- Dataset rows for apps and sites:
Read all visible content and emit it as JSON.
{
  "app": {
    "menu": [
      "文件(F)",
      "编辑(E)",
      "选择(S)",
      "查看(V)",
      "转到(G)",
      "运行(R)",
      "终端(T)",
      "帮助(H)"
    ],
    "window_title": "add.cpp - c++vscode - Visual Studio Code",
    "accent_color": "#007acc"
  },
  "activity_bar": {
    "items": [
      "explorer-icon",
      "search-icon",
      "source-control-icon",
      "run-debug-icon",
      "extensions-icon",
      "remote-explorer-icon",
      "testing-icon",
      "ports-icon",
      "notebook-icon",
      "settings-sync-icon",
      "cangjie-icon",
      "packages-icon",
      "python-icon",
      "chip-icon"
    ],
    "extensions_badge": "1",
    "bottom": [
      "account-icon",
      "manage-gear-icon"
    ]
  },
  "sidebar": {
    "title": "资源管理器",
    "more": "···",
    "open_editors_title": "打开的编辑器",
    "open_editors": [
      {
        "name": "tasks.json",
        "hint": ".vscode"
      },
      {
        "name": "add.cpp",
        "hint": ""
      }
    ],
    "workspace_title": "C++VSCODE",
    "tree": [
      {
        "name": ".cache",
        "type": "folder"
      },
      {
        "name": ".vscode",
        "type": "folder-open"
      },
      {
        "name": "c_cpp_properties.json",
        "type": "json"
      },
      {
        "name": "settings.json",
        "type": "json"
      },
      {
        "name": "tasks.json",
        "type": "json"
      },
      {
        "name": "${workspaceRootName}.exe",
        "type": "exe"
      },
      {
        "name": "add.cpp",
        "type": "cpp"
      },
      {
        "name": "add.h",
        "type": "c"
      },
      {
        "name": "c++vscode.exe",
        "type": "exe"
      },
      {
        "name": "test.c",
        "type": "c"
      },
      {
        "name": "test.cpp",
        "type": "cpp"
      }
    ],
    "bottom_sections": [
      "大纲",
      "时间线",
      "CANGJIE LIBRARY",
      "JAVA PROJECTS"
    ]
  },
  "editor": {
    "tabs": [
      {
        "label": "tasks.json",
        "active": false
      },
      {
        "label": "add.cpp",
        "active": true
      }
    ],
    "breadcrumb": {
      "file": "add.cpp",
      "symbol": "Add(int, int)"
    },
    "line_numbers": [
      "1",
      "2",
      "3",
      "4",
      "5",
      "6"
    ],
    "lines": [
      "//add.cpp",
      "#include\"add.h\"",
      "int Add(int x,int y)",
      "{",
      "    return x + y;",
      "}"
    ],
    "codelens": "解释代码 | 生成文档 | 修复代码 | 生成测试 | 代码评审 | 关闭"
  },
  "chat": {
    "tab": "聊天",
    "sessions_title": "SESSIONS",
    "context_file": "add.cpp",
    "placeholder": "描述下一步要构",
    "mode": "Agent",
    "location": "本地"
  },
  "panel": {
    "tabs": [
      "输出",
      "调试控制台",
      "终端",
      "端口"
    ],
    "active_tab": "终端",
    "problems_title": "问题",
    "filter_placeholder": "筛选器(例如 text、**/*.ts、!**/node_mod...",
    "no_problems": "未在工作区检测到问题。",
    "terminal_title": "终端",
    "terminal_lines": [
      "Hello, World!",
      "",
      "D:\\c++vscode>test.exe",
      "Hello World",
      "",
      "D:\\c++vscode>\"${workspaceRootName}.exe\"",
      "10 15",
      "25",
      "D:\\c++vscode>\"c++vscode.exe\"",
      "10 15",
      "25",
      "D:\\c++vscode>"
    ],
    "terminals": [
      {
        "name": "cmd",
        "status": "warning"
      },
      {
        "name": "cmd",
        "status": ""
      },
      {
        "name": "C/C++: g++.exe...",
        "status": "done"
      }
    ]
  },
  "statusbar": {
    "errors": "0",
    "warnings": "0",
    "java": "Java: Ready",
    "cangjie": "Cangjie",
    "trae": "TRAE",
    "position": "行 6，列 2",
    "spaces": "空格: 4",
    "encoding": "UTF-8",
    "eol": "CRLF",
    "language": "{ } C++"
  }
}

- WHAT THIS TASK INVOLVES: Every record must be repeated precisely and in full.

- OUTPUT FOR THIS EXERCISE:
Read all visible content and emit it as JSON.
{
  "app": {
    "menu": [
      "文件(F)",
      "编辑(E)",
      "选择(S)",
      "查看(V)",
      "转到(G)",
      "运行(R)",
      "终端(T)",
      "帮助(H)"
    ],
    "window_title": "add.cpp - c++vscode - Visual Studio Code",
    "accent_color": "#007acc"
  },
  "activity_bar": {
    "items": [
      "explorer-icon",
      "search-icon",
      "source-control-icon",
      "run-debug-icon",
      "extensions-icon",
      "remote-explorer-icon",
      "testing-icon",
      "ports-icon",
      "notebook-icon",
      "settings-sync-icon",
      "cangjie-icon",
      "packages-icon",
      "python-icon",
      "chip-icon"
    ],
    "extensions_badge": "1",
    "bottom": [
      "account-icon",
      "manage-gear-icon"
    ]
  },
  "sidebar": {
    "title": "资源管理器",
    "more": "···",
    "open_editors_title": "打开的编辑器",
    "open_editors": [
      {
        "name": "tasks.json",
        "hint": ".vscode"
      },
      {
        "name": "add.cpp",
        "hint": ""
      }
    ],
    "workspace_title": "C++VSCODE",
    "tree": [
      {
        "name": ".cache",
        "type": "folder"
      },
      {
        "name": ".vscode",
        "type": "folder-open"
      },
      {
        "name": "c_cpp_properties.json",
        "type": "json"
      },
      {
        "name": "settings.json",
        "type": "json"
      },
      {
        "name": "tasks.json",
        "type": "json"
      },
      {
        "name": "${workspaceRootName}.exe",
        "type": "exe"
      },
      {
        "name": "add.cpp",
        "type": "cpp"
      },
      {
        "name": "add.h",
        "type": "c"
      },
      {
        "name": "c++vscode.exe",
        "type": "exe"
      },
      {
        "name": "test.c",
        "type": "c"
      },
      {
        "name": "test.cpp",
        "type": "cpp"
      }
    ],
    "bottom_sections": [
      "大纲",
      "时间线",
      "CANGJIE LIBRARY",
      "JAVA PROJECTS"
    ]
  },
  "editor": {
    "tabs": [
      {
        "label": "tasks.json",
        "active": false
      },
      {
        "label": "add.cpp",
        "active": true
      }
    ],
    "breadcrumb": {
      "file": "add.cpp",
      "symbol": "Add(int, int)"
    },
    "line_numbers": [
      "1",
      "2",
      "3",
      "4",
      "5",
      "6"
    ],
    "lines": [
      "//add.cpp",
      "#include\"add.h\"",
      "int Add(int x,int y)",
      "{",
      "    return x + y;",
      "}"
    ],
    "codelens": "解释代码 | 生成文档 | 修复代码 | 生成测试 | 代码评审 | 关闭"
  },
  "chat": {
    "tab": "聊天",
    "sessions_title": "SESSIONS",
    "context_file": "add.cpp",
    "placeholder": "描述下一步要构",
    "mode": "Agent",
    "location": "本地"
  },
  "panel": {
    "tabs": [
      "输出",
      "调试控制台",
      "终端",
      "端口"
    ],
    "active_tab": "终端",
    "problems_title": "问题",
    "filter_placeholder": "筛选器(例如 text、**/*.ts、!**/node_mod...",
    "no_problems": "未在工作区检测到问题。",
    "terminal_title": "终端",
    "terminal_lines": [
      "Hello, World!",
      "",
      "D:\\c++vscode>test.exe",
      "Hello World",
      "",
      "D:\\c++vscode>\"${workspaceRootName}.exe\"",
      "10 15",
      "25",
      "D:\\c++vscode>\"c++vscode.exe\"",
      "10 15",
      "25",
      "D:\\c++vscode>"
    ],
    "terminals": [
      {
        "name": "cmd",
        "status": "warning"
      },
      {
        "name": "cmd",
        "status": ""
      },
      {
        "name": "C/C++: g++.exe...",
        "status": "done"
      }
    ]
  },
  "statusbar": {
    "errors": "0",
    "warnings": "0",
    "java": "Java: Ready",
    "cangjie": "Cangjie",
    "trae": "TRAE",
    "position": "行 6，列 2",
    "spaces": "空格: 4",
    "encoding": "UTF-8",
    "eol": "CRLF",
    "language": "{ } C++"
  }
}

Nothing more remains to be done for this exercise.